**Required work**
A bare number is the only acceptable answer: how many lines of these entries include "above"?

**Recorded data**

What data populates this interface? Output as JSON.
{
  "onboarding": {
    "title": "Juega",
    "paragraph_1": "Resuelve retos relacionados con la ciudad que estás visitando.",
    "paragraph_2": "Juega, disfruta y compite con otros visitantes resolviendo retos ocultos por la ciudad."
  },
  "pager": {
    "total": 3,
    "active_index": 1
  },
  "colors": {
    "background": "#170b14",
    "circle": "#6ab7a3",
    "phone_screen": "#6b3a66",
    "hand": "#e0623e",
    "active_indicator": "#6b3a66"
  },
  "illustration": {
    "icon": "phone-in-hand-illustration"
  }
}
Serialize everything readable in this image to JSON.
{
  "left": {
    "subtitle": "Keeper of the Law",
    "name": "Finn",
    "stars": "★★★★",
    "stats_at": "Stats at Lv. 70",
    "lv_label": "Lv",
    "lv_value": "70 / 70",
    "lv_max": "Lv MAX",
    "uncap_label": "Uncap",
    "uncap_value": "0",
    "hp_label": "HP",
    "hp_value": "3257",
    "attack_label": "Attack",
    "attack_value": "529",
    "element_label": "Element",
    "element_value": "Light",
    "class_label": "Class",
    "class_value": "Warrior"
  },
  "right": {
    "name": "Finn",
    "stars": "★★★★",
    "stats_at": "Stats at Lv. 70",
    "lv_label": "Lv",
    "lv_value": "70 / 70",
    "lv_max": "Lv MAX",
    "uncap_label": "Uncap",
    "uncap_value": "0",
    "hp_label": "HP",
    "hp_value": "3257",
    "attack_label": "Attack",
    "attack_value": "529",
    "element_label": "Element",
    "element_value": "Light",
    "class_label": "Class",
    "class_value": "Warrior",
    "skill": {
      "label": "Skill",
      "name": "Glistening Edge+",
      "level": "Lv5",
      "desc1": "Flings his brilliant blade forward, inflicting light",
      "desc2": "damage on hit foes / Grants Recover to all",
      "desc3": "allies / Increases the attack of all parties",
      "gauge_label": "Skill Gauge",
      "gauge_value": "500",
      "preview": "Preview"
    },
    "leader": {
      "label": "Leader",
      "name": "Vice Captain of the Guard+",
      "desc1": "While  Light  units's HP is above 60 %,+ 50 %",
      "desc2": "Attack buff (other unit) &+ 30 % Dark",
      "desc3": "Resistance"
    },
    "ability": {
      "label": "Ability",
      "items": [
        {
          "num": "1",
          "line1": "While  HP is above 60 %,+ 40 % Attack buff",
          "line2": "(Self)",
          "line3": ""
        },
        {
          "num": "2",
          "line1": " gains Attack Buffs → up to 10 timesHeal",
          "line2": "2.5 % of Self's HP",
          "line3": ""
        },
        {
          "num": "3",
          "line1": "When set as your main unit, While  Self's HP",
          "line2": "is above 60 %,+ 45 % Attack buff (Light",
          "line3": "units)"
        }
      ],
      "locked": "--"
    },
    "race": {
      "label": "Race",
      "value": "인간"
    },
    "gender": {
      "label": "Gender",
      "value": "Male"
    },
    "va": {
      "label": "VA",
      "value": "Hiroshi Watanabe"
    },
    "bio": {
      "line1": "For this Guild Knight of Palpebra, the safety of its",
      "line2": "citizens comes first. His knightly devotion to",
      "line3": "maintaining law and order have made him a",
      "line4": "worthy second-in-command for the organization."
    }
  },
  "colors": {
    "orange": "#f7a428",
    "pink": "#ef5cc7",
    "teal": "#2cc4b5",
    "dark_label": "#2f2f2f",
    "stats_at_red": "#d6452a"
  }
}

**Response to this task**
3